Published at
Updated at
Reading time
This post is part of my Today I learned series in which I share all my web development learnings.

Recently, I came across a tweet by Ingvar Stepanyan. He shared the --check flag for executing JavaScript files in Node.js. I didn't know about this option.

How to check JavaScript syntax from the command line

Let's have a look at Node.js' --check option.

$ node --check some.js

$ node --check some-invalid.js
SyntaxError: Unexpected token }
  at checkScriptSyntax (bootstrap_node.js:457:5)
  at startup (bootstrap_node.js:153:11)
  at bootstrap_node.js:575:3

The --check option turns the Node.js binary into a JavaScript syntax checker that parses the passed source code and looks for invalid syntax. Node.js is not running any code in this "check mode".

The documentation of the check parameter states the following:

Check the script's syntax without executing it. Exits with an error code if script is invalid.

A quick syntax check like that can be convenient if you're transforming code and want to make sure that your code transformation generated valid JavaScript.

How to check JavaScript syntax from within JavaScript

While looking into the --check option, I also learned about the vm module. The vm module is part of Node.js core, and you can use it to evaluate/execute JavaScript in a sandboxed environment under your control, too.

You can use it to evaluate and syntax check JavaScript files from within your scripts. Check JavaScript with JavaScript, so to say. 🙈

const vm = require('vm');
const script = new vm.Script('var a =');

The constructor of vm.Script throws an exceptions if there are any syntactial errors in the provided JavaScript code string.

The vm module looks quite interesting.
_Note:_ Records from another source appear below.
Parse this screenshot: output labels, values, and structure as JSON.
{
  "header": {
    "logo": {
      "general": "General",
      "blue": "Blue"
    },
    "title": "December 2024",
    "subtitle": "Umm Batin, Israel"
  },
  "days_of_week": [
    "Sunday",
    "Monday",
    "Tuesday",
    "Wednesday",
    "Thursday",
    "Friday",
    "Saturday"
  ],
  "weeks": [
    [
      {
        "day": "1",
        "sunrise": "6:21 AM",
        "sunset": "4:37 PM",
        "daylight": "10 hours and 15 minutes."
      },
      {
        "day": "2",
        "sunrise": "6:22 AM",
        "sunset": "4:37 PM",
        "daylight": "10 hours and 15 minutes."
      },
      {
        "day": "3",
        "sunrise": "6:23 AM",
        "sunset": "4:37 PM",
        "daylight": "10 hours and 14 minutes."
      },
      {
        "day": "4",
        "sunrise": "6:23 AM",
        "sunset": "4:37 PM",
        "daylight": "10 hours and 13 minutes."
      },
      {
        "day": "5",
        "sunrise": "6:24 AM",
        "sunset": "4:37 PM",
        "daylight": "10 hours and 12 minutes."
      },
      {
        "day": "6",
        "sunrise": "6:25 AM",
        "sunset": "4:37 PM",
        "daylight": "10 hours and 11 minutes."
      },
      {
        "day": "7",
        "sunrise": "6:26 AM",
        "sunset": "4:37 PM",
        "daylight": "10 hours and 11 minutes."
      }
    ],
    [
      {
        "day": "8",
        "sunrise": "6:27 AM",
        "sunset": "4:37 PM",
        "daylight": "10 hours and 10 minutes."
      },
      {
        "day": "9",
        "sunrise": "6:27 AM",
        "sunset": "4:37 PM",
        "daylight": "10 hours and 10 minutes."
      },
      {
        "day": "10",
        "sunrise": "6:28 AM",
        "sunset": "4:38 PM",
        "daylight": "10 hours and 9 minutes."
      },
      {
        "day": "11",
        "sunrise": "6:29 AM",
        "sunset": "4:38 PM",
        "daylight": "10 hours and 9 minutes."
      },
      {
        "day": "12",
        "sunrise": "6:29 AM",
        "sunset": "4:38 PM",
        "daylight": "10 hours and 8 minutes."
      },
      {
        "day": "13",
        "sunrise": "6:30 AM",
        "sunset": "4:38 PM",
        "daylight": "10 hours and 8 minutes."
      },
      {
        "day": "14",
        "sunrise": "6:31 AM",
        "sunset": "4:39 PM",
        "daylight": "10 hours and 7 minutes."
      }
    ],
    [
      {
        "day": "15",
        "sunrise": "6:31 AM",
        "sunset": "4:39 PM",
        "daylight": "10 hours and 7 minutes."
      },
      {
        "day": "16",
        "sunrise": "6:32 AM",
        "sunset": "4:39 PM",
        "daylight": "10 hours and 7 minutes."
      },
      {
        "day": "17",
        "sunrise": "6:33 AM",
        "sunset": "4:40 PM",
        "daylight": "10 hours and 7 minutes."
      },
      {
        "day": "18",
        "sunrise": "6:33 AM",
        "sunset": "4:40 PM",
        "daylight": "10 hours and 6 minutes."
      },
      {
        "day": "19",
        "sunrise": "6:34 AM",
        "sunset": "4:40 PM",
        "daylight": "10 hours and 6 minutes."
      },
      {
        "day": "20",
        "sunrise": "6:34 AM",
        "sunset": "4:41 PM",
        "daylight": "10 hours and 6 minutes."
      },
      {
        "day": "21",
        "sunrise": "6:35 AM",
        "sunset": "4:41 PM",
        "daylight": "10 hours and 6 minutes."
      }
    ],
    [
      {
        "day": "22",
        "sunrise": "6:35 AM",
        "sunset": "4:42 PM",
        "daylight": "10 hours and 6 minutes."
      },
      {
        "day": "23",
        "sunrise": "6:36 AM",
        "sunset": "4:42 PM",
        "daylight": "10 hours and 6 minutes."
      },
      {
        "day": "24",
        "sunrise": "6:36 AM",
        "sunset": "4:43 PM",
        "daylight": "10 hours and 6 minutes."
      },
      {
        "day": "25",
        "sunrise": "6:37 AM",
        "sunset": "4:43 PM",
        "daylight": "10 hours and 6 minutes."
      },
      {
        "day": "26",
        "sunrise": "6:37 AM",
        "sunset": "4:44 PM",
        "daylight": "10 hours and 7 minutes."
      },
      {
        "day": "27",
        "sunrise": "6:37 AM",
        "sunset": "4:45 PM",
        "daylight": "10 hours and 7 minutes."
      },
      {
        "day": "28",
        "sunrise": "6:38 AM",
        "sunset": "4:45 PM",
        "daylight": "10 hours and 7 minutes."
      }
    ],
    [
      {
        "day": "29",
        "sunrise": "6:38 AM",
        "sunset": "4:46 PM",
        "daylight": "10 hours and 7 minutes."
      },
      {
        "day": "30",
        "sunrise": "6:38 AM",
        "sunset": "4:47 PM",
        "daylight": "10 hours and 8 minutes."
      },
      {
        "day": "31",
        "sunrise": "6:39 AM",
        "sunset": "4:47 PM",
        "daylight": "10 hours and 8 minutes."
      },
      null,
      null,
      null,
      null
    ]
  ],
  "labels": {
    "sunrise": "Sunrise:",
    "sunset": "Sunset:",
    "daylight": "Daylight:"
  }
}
If you're generating code, you might want to include and build your own JavaScript syntax checker. ;)

Related Topics

Related Articles